** Given information follows **
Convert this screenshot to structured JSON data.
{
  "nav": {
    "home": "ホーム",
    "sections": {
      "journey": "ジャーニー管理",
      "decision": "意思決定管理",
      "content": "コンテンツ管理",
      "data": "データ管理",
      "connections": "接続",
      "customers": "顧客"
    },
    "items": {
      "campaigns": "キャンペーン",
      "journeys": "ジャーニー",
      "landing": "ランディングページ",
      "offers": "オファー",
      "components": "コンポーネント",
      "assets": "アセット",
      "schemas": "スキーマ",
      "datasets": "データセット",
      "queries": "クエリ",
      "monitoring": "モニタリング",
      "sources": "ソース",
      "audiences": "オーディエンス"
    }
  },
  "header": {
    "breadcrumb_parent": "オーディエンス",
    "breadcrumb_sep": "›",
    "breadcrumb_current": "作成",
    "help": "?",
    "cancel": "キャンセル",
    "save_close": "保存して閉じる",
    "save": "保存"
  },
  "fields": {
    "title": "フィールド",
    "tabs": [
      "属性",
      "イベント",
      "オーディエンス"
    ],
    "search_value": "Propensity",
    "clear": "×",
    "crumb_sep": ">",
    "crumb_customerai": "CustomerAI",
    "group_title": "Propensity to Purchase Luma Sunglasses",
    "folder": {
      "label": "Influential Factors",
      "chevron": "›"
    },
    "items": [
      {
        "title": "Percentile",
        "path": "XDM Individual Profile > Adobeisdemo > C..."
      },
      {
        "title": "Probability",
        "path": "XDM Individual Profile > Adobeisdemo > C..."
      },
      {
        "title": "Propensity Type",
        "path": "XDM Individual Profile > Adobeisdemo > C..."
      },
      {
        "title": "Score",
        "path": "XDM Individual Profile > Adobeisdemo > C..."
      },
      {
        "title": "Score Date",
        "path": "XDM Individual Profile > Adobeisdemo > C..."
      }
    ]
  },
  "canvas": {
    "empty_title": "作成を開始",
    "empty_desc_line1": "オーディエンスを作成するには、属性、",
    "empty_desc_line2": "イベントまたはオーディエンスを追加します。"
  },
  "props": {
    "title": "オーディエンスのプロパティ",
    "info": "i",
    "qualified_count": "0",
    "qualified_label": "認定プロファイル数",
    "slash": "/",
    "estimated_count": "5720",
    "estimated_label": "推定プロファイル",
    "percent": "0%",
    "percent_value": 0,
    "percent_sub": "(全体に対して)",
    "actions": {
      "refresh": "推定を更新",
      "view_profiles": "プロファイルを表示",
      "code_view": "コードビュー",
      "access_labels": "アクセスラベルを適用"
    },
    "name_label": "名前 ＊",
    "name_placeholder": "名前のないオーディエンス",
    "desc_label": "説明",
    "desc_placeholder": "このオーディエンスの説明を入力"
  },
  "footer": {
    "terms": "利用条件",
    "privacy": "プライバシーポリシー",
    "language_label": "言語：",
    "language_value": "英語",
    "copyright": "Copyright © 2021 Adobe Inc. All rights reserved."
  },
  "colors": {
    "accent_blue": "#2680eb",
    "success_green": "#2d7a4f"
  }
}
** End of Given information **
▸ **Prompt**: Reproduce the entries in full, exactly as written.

▸ **Task response**:
Convert this screenshot to structured JSON data.
{
  "nav": {
    "home": "ホーム",
    "sections": {
      "journey": "ジャーニー管理",
      "decision": "意思決定管理",
      "content": "コンテンツ管理",
      "data": "データ管理",
      "connections": "接続",
      "customers": "顧客"
    },
    "items": {
      "campaigns": "キャンペーン",
      "journeys": "ジャーニー",
      "landing": "ランディングページ",
      "offers": "オファー",
      "components": "コンポーネント",
      "assets": "アセット",
      "schemas": "スキーマ",
      "datasets": "データセット",
      "queries": "クエリ",
      "monitoring": "モニタリング",
      "sources": "ソース",
      "audiences": "オーディエンス"
    }
  },
  "header": {
    "breadcrumb_parent": "オーディエンス",
    "breadcrumb_sep": "›",
    "breadcrumb_current": "作成",
    "help": "?",
    "cancel": "キャンセル",
    "save_close": "保存して閉じる",
    "save": "保存"
  },
  "fields": {
    "title": "フィールド",
    "tabs": [
      "属性",
      "イベント",
      "オーディエンス"
    ],
    "search_value": "Propensity",
    "clear": "×",
    "crumb_sep": ">",
    "crumb_customerai": "CustomerAI",
    "group_title": "Propensity to Purchase Luma Sunglasses",
    "folder": {
      "label": "Influential Factors",
      "chevron": "›"
    },
    "items": [
      {
        "title": "Percentile",
        "path": "XDM Individual Profile > Adobeisdemo > C..."
      },
      {
        "title": "Probability",
        "path": "XDM Individual Profile > Adobeisdemo > C..."
      },
      {
        "title": "Propensity Type",
        "path": "XDM Individual Profile > Adobeisdemo > C..."
      },
      {
        "title": "Score",
        "path": "XDM Individual Profile > Adobeisdemo > C..."
      },
      {
        "title": "Score Date",
        "path": "XDM Individual Profile > Adobeisdemo > C..."
      }
    ]
  },
  "canvas": {
    "empty_title": "作成を開始",
    "empty_desc_line1": "オーディエンスを作成するには、属性、",
    "empty_desc_line2": "イベントまたはオーディエンスを追加します。"
  },
  "props": {
    "title": "オーディエンスのプロパティ",
    "info": "i",
    "qualified_count": "0",
    "qualified_label": "認定プロファイル数",
    "slash": "/",
    "estimated_count": "5720",
    "estimated_label": "推定プロファイル",
    "percent": "0%",
    "percent_value": 0,
    "percent_sub": "(全体に対して)",
    "actions": {
      "refresh": "推定を更新",
      "view_profiles": "プロファイルを表示",
      "code_view": "コードビュー",
      "access_labels": "アクセスラベルを適用"
    },
    "name_label": "名前 ＊",
    "name_placeholder": "名前のないオーディエンス",
    "desc_label": "説明",
    "desc_placeholder": "このオーディエンスの説明を入力"
  },
  "footer": {
    "terms": "利用条件",
    "privacy": "プライバシーポリシー",
    "language_label": "言語：",
    "language_value": "英語",
    "copyright": "Copyright © 2021 Adobe Inc. All rights reserved."
  },
  "colors": {
    "accent_blue": "#2680eb",
    "success_green": "#2d7a4f"
  }
}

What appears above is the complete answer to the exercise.